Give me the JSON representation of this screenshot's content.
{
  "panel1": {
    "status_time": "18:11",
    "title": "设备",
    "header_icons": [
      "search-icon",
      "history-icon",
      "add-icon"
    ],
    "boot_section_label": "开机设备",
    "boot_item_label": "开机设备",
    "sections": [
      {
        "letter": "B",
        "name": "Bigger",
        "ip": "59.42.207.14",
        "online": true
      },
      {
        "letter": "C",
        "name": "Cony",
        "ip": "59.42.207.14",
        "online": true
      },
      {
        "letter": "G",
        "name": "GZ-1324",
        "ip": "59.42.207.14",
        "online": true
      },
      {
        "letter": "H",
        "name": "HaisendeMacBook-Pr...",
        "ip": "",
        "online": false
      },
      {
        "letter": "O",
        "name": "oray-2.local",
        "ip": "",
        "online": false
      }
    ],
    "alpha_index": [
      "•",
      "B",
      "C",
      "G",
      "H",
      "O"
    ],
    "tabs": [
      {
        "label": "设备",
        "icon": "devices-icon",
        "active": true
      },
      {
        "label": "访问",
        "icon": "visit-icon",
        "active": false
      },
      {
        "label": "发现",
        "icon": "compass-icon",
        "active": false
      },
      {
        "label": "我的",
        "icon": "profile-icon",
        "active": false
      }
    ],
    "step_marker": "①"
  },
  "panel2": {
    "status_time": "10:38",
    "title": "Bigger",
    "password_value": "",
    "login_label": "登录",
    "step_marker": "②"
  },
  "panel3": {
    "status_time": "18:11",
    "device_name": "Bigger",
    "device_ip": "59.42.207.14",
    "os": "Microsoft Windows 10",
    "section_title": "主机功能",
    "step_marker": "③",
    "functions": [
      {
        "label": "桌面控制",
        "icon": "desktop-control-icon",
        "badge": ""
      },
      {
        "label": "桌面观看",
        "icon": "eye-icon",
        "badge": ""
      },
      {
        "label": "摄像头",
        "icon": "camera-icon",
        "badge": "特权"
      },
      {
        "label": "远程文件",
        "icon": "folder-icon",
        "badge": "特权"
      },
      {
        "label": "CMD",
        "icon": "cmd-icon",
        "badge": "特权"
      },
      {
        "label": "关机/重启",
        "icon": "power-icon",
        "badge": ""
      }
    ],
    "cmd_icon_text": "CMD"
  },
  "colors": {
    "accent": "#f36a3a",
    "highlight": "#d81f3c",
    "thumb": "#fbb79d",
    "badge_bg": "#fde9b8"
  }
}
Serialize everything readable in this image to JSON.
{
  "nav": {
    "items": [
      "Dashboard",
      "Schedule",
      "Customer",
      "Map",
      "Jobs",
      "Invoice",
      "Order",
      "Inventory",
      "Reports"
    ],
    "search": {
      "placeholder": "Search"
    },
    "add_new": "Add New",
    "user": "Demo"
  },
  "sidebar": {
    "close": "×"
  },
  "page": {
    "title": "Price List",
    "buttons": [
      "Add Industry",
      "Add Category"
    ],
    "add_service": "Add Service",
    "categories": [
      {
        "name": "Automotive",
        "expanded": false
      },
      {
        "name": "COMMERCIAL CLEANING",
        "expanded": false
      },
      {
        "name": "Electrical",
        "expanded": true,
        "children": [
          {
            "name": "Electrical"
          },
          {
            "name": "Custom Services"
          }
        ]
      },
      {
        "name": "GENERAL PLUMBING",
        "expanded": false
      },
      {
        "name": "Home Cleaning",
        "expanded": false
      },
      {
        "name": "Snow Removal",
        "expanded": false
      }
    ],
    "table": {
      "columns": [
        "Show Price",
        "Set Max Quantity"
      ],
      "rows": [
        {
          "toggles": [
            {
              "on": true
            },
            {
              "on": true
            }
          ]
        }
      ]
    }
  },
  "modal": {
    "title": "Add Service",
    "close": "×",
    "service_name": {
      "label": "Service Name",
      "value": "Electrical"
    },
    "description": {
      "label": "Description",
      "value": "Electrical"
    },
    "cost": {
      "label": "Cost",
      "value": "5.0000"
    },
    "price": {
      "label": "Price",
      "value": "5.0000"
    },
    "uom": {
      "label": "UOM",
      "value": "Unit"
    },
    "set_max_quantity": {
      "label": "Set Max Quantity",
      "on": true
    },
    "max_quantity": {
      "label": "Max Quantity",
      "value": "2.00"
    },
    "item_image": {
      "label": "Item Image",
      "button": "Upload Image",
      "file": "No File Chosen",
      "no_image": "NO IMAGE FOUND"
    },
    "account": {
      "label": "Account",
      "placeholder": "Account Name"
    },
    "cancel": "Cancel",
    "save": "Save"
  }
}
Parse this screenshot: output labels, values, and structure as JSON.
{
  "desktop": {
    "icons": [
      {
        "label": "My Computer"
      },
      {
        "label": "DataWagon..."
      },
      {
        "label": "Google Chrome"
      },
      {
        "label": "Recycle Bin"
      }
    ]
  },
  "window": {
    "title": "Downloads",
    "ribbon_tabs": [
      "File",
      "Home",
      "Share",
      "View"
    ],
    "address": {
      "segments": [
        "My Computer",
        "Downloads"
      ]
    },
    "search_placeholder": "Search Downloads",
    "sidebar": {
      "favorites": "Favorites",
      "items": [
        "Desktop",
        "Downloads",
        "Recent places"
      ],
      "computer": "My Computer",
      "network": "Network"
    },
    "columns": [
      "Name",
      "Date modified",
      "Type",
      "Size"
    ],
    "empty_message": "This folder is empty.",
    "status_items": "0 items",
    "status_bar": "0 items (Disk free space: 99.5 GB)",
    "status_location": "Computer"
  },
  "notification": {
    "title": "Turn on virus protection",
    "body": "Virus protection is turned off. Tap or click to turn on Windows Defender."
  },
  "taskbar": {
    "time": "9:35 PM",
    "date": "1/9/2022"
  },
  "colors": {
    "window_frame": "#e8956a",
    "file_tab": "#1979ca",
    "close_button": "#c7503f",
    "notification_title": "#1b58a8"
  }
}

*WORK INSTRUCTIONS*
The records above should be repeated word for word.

*RESULT*
Give me the JSON representation of this screenshot's content.
{
  "panel1": {
    "status_time": "18:11",
    "title": "设备",
    "header_icons": [
      "search-icon",
      "history-icon",
      "add-icon"
    ],
    "boot_section_label": "开机设备",
    "boot_item_label": "开机设备",
    "sections": [
      {
        "letter": "B",
        "name": "Bigger",
        "ip": "59.42.207.14",
        "online": true
      },
      {
        "letter": "C",
        "name": "Cony",
        "ip": "59.42.207.14",
        "online": true
      },
      {
        "letter": "G",
        "name": "GZ-1324",
        "ip": "59.42.207.14",
        "online": true
      },
      {
        "letter": "H",
        "name": "HaisendeMacBook-Pr...",
        "ip": "",
        "online": false
      },
      {
        "letter": "O",
        "name": "oray-2.local",
        "ip": "",
        "online": false
      }
    ],
    "alpha_index": [
      "•",
      "B",
      "C",
      "G",
      "H",
      "O"
    ],
    "tabs": [
      {
        "label": "设备",
        "icon": "devices-icon",
        "active": true
      },
      {
        "label": "访问",
        "icon": "visit-icon",
        "active": false
      },
      {
        "label": "发现",
        "icon": "compass-icon",
        "active": false
      },
      {
        "label": "我的",
        "icon": "profile-icon",
        "active": false
      }
    ],
    "step_marker": "①"
  },
  "panel2": {
    "status_time": "10:38",
    "title": "Bigger",
    "password_value": "",
    "login_label": "登录",
    "step_marker": "②"
  },
  "panel3": {
    "status_time": "18:11",
    "device_name": "Bigger",
    "device_ip": "59.42.207.14",
    "os": "Microsoft Windows 10",
    "section_title": "主机功能",
    "step_marker": "③",
    "functions": [
      {
        "label": "桌面控制",
        "icon": "desktop-control-icon",
        "badge": ""
      },
      {
        "label": "桌面观看",
        "icon": "eye-icon",
        "badge": ""
      },
      {
        "label": "摄像头",
        "icon": "camera-icon",
        "badge": "特权"
      },
      {
        "label": "远程文件",
        "icon": "folder-icon",
        "badge": "特权"
      },
      {
        "label": "CMD",
        "icon": "cmd-icon",
        "badge": "特权"
      },
      {
        "label": "关机/重启",
        "icon": "power-icon",
        "badge": ""
      }
    ],
    "cmd_icon_text": "CMD"
  },
  "colors": {
    "accent": "#f36a3a",
    "highlight": "#d81f3c",
    "thumb": "#fbb79d",
    "badge_bg": "#fde9b8"
  }
}
Serialize everything readable in this image to JSON.
{
  "nav": {
    "items": [
      "Dashboard",
      "Schedule",
      "Customer",
      "Map",
      "Jobs",
      "Invoice",
      "Order",
      "Inventory",
      "Reports"
    ],
    "search": {
      "placeholder": "Search"
    },
    "add_new": "Add New",
    "user": "Demo"
  },
  "sidebar": {
    "close": "×"
  },
  "page": {
    "title": "Price List",
    "buttons": [
      "Add Industry",
      "Add Category"
    ],
    "add_service": "Add Service",
    "categories": [
      {
        "name": "Automotive",
        "expanded": false
      },
      {
        "name": "COMMERCIAL CLEANING",
        "expanded": false
      },
      {
        "name": "Electrical",
        "expanded": true,
        "children": [
          {
            "name": "Electrical"
          },
          {
            "name": "Custom Services"
          }
        ]
      },
      {
        "name": "GENERAL PLUMBING",
        "expanded": false
      },
      {
        "name": "Home Cleaning",
        "expanded": false
      },
      {
        "name": "Snow Removal",
        "expanded": false
      }
    ],
    "table": {
      "columns": [
        "Show Price",
        "Set Max Quantity"
      ],
      "rows": [
        {
          "toggles": [
            {
              "on": true
            },
            {
              "on": true
            }
          ]
        }
      ]
    }
  },
  "modal": {
    "title": "Add Service",
    "close": "×",
    "service_name": {
      "label": "Service Name",
      "value": "Electrical"
    },
    "description": {
      "label": "Description",
      "value": "Electrical"
    },
    "cost": {
      "label": "Cost",
      "value": "5.0000"
    },
    "price": {
      "label": "Price",
      "value": "5.0000"
    },
    "uom": {
      "label": "UOM",
      "value": "Unit"
    },
    "set_max_quantity": {
      "label": "Set Max Quantity",
      "on": true
    },
    "max_quantity": {
      "label": "Max Quantity",
      "value": "2.00"
    },
    "item_image": {
      "label": "Item Image",
      "button": "Upload Image",
      "file": "No File Chosen",
      "no_image": "NO IMAGE FOUND"
    },
    "account": {
      "label": "Account",
      "placeholder": "Account Name"
    },
    "cancel": "Cancel",
    "save": "Save"
  }
}
Parse this screenshot: output labels, values, and structure as JSON.
{
  "desktop": {
    "icons": [
      {
        "label": "My Computer"
      },
      {
        "label": "DataWagon..."
      },
      {
        "label": "Google Chrome"
      },
      {
        "label": "Recycle Bin"
      }
    ]
  },
  "window": {
    "title": "Downloads",
    "ribbon_tabs": [
      "File",
      "Home",
      "Share",
      "View"
    ],
    "address": {
      "segments": [
        "My Computer",
        "Downloads"
      ]
    },
    "search_placeholder": "Search Downloads",
    "sidebar": {
      "favorites": "Favorites",
      "items": [
        "Desktop",
        "Downloads",
        "Recent places"
      ],
      "computer": "My Computer",
      "network": "Network"
    },
    "columns": [
      "Name",
      "Date modified",
      "Type",
      "Size"
    ],
    "empty_message": "This folder is empty.",
    "status_items": "0 items",
    "status_bar": "0 items (Disk free space: 99.5 GB)",
    "status_location": "Computer"
  },
  "notification": {
    "title": "Turn on virus protection",
    "body": "Virus protection is turned off. Tap or click to turn on Windows Defender."
  },
  "taskbar": {
    "time": "9:35 PM",
    "date": "1/9/2022"
  },
  "colors": {
    "window_frame": "#e8956a",
    "file_tab": "#1979ca",
    "close_button": "#c7503f",
    "notification_title": "#1b58a8"
  }
}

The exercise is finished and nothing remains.